- [Aim of the exercise]
The required result is every line of the records that includes "visited".

*** Task material ***

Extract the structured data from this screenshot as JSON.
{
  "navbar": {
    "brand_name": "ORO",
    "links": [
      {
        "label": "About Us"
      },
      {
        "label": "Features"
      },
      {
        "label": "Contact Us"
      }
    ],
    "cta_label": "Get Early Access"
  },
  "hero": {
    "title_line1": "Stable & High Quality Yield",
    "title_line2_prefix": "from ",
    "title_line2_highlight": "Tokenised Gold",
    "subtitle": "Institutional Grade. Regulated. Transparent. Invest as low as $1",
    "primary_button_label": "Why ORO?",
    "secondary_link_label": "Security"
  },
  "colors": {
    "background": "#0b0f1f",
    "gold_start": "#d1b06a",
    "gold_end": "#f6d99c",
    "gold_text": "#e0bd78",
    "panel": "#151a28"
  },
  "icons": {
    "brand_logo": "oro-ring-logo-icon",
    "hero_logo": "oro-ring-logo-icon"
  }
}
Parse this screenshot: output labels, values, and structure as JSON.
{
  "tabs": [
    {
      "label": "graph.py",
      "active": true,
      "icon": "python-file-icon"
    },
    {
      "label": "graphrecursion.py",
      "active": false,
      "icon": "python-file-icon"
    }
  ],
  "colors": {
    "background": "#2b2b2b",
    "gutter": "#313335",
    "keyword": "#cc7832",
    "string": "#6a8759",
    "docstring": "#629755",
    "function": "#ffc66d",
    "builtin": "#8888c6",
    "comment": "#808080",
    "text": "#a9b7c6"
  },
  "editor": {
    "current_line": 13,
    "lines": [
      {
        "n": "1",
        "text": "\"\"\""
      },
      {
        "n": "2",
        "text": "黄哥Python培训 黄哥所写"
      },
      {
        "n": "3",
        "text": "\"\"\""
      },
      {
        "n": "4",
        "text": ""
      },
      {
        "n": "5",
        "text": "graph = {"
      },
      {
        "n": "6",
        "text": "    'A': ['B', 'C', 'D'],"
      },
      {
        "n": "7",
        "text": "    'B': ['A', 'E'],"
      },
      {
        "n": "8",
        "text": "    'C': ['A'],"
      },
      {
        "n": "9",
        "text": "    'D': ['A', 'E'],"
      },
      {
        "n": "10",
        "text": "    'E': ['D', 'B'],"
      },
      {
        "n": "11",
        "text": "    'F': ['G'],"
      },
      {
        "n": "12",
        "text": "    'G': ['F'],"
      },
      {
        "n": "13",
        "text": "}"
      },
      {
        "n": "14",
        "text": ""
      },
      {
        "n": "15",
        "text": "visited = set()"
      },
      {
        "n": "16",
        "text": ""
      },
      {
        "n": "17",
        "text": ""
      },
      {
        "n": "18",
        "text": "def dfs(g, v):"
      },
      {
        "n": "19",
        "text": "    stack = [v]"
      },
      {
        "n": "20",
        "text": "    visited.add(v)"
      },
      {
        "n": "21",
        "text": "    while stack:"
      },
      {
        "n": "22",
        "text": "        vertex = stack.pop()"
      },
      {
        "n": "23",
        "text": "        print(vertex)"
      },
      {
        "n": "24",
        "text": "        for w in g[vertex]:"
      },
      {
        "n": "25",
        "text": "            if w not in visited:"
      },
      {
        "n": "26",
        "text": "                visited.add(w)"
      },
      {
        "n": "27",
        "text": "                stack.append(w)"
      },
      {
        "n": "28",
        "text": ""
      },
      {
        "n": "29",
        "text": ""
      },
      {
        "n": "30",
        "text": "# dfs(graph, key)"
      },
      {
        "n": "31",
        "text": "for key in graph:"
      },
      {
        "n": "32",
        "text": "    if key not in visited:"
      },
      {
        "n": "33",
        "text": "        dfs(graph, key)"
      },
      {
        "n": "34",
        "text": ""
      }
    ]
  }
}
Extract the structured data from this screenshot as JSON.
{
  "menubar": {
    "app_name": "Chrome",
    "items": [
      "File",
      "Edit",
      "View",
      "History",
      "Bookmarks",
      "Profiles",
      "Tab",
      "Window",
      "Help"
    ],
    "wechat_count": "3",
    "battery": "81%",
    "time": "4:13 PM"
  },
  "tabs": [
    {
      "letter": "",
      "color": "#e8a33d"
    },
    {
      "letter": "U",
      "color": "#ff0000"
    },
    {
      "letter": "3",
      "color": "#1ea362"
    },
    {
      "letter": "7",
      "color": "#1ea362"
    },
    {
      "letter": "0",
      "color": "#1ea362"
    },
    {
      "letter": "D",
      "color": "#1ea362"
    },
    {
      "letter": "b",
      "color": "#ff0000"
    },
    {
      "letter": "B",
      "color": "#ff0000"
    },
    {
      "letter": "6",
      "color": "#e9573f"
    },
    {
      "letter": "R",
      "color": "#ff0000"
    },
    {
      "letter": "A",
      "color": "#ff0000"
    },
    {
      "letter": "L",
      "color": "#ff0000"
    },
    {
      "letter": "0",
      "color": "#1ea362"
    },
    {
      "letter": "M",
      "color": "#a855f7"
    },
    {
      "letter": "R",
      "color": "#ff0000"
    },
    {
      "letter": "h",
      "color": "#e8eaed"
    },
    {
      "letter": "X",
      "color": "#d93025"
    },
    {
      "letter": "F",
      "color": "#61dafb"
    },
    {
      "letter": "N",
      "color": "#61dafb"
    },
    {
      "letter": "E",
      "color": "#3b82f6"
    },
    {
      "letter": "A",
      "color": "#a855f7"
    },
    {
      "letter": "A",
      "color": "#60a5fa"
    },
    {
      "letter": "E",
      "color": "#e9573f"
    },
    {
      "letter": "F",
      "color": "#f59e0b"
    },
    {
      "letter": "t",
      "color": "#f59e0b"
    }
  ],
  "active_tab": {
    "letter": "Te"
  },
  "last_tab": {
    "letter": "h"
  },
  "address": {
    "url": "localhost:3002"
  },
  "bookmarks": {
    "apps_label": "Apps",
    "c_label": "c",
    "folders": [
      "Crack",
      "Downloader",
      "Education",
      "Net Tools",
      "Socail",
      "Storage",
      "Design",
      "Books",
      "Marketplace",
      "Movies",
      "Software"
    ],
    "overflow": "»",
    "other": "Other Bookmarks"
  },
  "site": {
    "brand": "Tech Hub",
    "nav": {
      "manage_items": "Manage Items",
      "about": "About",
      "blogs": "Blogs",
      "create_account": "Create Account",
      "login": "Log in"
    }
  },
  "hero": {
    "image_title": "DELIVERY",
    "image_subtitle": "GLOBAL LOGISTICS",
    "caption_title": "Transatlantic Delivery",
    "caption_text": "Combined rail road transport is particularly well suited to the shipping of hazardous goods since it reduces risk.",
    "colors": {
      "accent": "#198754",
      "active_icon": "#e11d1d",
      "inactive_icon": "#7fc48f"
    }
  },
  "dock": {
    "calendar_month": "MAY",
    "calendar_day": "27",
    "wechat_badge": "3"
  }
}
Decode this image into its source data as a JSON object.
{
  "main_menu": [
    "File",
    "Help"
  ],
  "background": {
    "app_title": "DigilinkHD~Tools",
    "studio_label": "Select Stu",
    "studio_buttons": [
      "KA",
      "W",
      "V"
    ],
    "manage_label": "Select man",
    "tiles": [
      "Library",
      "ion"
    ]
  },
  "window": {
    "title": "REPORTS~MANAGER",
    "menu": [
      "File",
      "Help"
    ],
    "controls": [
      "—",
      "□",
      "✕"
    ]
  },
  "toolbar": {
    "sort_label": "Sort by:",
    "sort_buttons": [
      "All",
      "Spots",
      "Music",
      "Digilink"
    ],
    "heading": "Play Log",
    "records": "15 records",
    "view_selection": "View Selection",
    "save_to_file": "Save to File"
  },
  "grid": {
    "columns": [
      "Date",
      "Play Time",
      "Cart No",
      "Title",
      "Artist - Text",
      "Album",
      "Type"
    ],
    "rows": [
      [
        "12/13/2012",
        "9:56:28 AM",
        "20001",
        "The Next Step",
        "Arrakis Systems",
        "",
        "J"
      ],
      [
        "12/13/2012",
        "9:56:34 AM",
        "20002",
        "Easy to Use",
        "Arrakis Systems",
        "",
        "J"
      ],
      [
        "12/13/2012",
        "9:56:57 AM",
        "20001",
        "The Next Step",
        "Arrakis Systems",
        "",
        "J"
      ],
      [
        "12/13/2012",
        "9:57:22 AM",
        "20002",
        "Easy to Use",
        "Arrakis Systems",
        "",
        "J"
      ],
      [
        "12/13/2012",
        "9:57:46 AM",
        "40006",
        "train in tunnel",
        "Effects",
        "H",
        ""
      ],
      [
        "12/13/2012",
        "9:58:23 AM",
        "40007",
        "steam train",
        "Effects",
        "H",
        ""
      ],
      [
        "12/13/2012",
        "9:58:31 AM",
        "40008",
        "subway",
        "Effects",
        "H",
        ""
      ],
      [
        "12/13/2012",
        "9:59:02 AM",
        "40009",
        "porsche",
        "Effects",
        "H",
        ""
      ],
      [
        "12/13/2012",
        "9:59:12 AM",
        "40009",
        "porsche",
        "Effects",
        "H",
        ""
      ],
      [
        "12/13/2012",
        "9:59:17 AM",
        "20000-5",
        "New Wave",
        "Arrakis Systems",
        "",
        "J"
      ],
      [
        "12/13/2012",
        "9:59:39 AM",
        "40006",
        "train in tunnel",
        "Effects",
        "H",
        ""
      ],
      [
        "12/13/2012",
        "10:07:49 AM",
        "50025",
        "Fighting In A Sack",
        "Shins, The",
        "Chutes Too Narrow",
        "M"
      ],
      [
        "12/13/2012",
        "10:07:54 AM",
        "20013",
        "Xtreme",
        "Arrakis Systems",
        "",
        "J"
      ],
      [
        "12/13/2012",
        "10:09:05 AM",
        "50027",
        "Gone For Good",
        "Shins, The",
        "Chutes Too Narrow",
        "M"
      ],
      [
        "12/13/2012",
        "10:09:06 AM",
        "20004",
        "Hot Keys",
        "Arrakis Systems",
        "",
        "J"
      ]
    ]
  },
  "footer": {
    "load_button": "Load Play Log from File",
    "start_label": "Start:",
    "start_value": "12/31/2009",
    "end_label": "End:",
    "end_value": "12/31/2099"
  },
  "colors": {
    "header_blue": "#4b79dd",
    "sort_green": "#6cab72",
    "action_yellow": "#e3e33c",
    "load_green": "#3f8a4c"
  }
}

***

- [Written solution]
        "text": "visited = set()"
        "text": "    visited.add(v)"
        "text": "            if w not in visited:"
        "text": "                visited.add(w)"
        "text": "    if key not in visited:"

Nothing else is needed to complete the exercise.